→ Activity: Write every record out again exactly as shown below.

[Entries from a dataset of interfaces]

==*==

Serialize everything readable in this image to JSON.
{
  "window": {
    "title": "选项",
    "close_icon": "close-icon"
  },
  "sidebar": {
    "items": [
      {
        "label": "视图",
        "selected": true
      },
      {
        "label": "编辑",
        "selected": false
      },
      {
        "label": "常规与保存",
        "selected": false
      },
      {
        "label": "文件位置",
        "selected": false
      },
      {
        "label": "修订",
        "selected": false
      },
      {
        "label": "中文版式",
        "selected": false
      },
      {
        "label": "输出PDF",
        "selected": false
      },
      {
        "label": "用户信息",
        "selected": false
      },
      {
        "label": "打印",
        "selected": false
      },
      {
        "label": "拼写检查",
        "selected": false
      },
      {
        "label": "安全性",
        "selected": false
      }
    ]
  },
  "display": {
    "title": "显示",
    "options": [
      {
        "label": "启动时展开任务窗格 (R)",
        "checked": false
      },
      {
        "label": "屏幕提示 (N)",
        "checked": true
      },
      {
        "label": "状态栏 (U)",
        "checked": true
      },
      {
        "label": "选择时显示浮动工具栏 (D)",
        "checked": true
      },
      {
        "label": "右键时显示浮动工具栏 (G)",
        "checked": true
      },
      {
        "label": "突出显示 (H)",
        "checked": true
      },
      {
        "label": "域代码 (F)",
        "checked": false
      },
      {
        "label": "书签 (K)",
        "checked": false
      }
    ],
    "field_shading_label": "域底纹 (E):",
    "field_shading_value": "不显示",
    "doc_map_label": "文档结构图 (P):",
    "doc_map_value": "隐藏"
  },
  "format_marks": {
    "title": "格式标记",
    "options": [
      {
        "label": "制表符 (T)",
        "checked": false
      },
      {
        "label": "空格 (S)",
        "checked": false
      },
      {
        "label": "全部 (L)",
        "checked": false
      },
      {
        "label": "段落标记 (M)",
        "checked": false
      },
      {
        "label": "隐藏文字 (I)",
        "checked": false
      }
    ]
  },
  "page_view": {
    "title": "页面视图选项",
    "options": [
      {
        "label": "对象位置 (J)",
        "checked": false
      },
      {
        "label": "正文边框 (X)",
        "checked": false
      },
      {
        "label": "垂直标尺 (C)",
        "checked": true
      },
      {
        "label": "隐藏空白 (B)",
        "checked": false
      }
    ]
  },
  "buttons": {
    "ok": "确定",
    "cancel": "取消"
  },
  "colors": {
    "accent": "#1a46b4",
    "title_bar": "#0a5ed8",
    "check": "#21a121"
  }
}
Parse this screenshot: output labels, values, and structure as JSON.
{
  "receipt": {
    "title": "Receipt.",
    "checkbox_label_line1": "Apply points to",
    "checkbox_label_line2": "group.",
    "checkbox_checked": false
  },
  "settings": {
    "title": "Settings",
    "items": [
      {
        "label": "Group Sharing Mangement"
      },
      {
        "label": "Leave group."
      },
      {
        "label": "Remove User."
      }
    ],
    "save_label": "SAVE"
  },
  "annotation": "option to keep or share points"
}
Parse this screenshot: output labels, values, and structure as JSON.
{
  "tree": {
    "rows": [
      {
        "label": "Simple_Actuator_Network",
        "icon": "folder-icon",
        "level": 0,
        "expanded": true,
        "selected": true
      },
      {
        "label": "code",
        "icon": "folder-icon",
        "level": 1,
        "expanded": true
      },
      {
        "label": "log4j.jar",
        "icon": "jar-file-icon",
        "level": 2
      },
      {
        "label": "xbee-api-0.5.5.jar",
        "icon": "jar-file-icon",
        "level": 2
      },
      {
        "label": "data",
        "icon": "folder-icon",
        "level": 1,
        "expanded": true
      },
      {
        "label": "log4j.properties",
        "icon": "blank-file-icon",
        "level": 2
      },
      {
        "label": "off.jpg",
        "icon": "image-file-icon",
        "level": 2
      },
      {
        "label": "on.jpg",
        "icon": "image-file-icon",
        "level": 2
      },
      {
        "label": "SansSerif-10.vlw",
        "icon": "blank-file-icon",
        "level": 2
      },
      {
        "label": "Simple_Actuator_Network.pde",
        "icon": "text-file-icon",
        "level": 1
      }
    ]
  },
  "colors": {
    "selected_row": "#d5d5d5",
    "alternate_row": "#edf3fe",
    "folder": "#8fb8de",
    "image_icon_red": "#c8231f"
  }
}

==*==

→ Solution:
Serialize everything readable in this image to JSON.
{
  "window": {
    "title": "选项",
    "close_icon": "close-icon"
  },
  "sidebar": {
    "items": [
      {
        "label": "视图",
        "selected": true
      },
      {
        "label": "编辑",
        "selected": false
      },
      {
        "label": "常规与保存",
        "selected": false
      },
      {
        "label": "文件位置",
        "selected": false
      },
      {
        "label": "修订",
        "selected": false
      },
      {
        "label": "中文版式",
        "selected": false
      },
      {
        "label": "输出PDF",
        "selected": false
      },
      {
        "label": "用户信息",
        "selected": false
      },
      {
        "label": "打印",
        "selected": false
      },
      {
        "label": "拼写检查",
        "selected": false
      },
      {
        "label": "安全性",
        "selected": false
      }
    ]
  },
  "display": {
    "title": "显示",
    "options": [
      {
        "label": "启动时展开任务窗格 (R)",
        "checked": false
      },
      {
        "label": "屏幕提示 (N)",
        "checked": true
      },
      {
        "label": "状态栏 (U)",
        "checked": true
      },
      {
        "label": "选择时显示浮动工具栏 (D)",
        "checked": true
      },
      {
        "label": "右键时显示浮动工具栏 (G)",
        "checked": true
      },
      {
        "label": "突出显示 (H)",
        "checked": true
      },
      {
        "label": "域代码 (F)",
        "checked": false
      },
      {
        "label": "书签 (K)",
        "checked": false
      }
    ],
    "field_shading_label": "域底纹 (E):",
    "field_shading_value": "不显示",
    "doc_map_label": "文档结构图 (P):",
    "doc_map_value": "隐藏"
  },
  "format_marks": {
    "title": "格式标记",
    "options": [
      {
        "label": "制表符 (T)",
        "checked": false
      },
      {
        "label": "空格 (S)",
        "checked": false
      },
      {
        "label": "全部 (L)",
        "checked": false
      },
      {
        "label": "段落标记 (M)",
        "checked": false
      },
      {
        "label": "隐藏文字 (I)",
        "checked": false
      }
    ]
  },
  "page_view": {
    "title": "页面视图选项",
    "options": [
      {
        "label": "对象位置 (J)",
        "checked": false
      },
      {
        "label": "正文边框 (X)",
        "checked": false
      },
      {
        "label": "垂直标尺 (C)",
        "checked": true
      },
      {
        "label": "隐藏空白 (B)",
        "checked": false
      }
    ]
  },
  "buttons": {
    "ok": "确定",
    "cancel": "取消"
  },
  "colors": {
    "accent": "#1a46b4",
    "title_bar": "#0a5ed8",
    "check": "#21a121"
  }
}
Parse this screenshot: output labels, values, and structure as JSON.
{
  "receipt": {
    "title": "Receipt.",
    "checkbox_label_line1": "Apply points to",
    "checkbox_label_line2": "group.",
    "checkbox_checked": false
  },
  "settings": {
    "title": "Settings",
    "items": [
      {
        "label": "Group Sharing Mangement"
      },
      {
        "label": "Leave group."
      },
      {
        "label": "Remove User."
      }
    ],
    "save_label": "SAVE"
  },
  "annotation": "option to keep or share points"
}
Parse this screenshot: output labels, values, and structure as JSON.
{
  "tree": {
    "rows": [
      {
        "label": "Simple_Actuator_Network",
        "icon": "folder-icon",
        "level": 0,
        "expanded": true,
        "selected": true
      },
      {
        "label": "code",
        "icon": "folder-icon",
        "level": 1,
        "expanded": true
      },
      {
        "label": "log4j.jar",
        "icon": "jar-file-icon",
        "level": 2
      },
      {
        "label": "xbee-api-0.5.5.jar",
        "icon": "jar-file-icon",
        "level": 2
      },
      {
        "label": "data",
        "icon": "folder-icon",
        "level": 1,
        "expanded": true
      },
      {
        "label": "log4j.properties",
        "icon": "blank-file-icon",
        "level": 2
      },
      {
        "label": "off.jpg",
        "icon": "image-file-icon",
        "level": 2
      },
      {
        "label": "on.jpg",
        "icon": "image-file-icon",
        "level": 2
      },
      {
        "label": "SansSerif-10.vlw",
        "icon": "blank-file-icon",
        "level": 2
      },
      {
        "label": "Simple_Actuator_Network.pde",
        "icon": "text-file-icon",
        "level": 1
      }
    ]
  },
  "colors": {
    "selected_row": "#d5d5d5",
    "alternate_row": "#edf3fe",
    "folder": "#8fb8de",
    "image_icon_red": "#c8231f"
  }
}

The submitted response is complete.